I had an interesting session in Sao Paulo, Brazil recently when a group of about 40 people listened to my talk based on my book, The Open Innovation Revolution.
Brazil is definitely an interesting place and I appreciate getting the opportunity to develop new perspectives on my global understanding of innovation.
A question got us into a discussion on how companies should engage with open innovation activities. On this, I really try to emphasize that companies should not engage with open innovation until their internal innovation processes work well. Make order in your own house before you bring in the guests.
I have given this advice for almost two years now. I still think it holds true. However, the discussion got me to reflect upon that we are getting nearer to the beginning of the end of the open innovation era. It will still take several years, but as I think more about this I realize that I pick up more and more signs that we no longer need to focus that much on open innovation itself.
One key sign is that companies other than just the open innovation pioneer, Procter & Gamble have reached a level of innovation maturity in which they no longer distinguish that much between their internal and external driven innovation activities. This just melts together and it is simply just called innovation. Not open innovation, co-creation or other fancy words, just innovation. It does, however, have a key external element to it.
Granted, the large huge majority of companies have not yet reached this maturity. Most are not even close. However, we are reaching a tipping point in which the buzz of open innovation will decline and it will do so fast.

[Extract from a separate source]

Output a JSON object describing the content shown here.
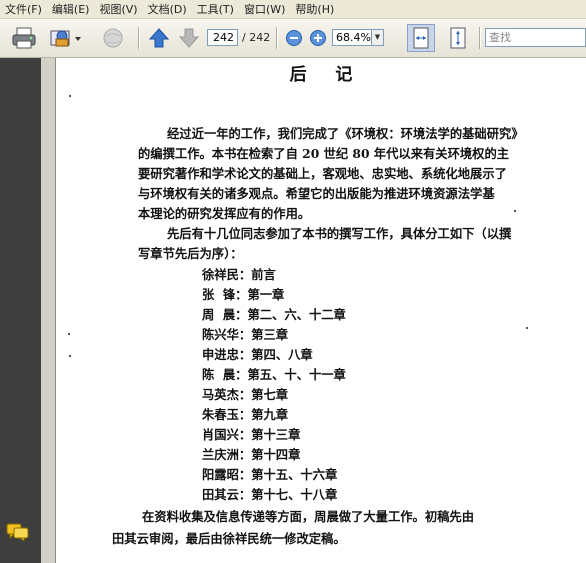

This is actually a good thing as this is a sign that open innovation is now accepted as a valid business strategy and that companies focus on actually making this happen rather than just implementing lots of crowd-sourcing initiatives and then justify this as open innovation strategies.

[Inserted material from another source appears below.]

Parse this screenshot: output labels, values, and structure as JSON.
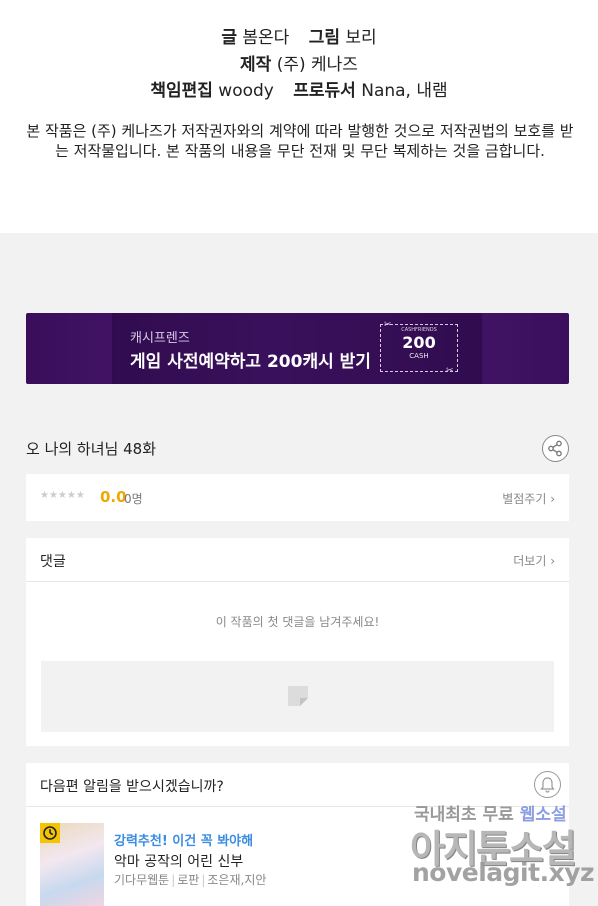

But it is, perhaps, the end of the beginning as open innovation becomes more reality than hype.
Let me re-phrase a great Churchill quote: This is not the end of open innovation. It is not even the beginning of the end. But it is, perhaps, the end of the beginning as open innovation becomes more reality than hype.
So what will come next? Open innovation will no longer be viewed upon as the most important thing in the innovation community. It is still very important, but it needs to be put into a perspective in which two other elements: fast and global, are just as important. I recently shared some early thoughts on this in a blog post titled Fast, Open and Global – The Future of Innovation.
It would be great to hear your perspectives so please drop a comment…
By Stefan Lindegaard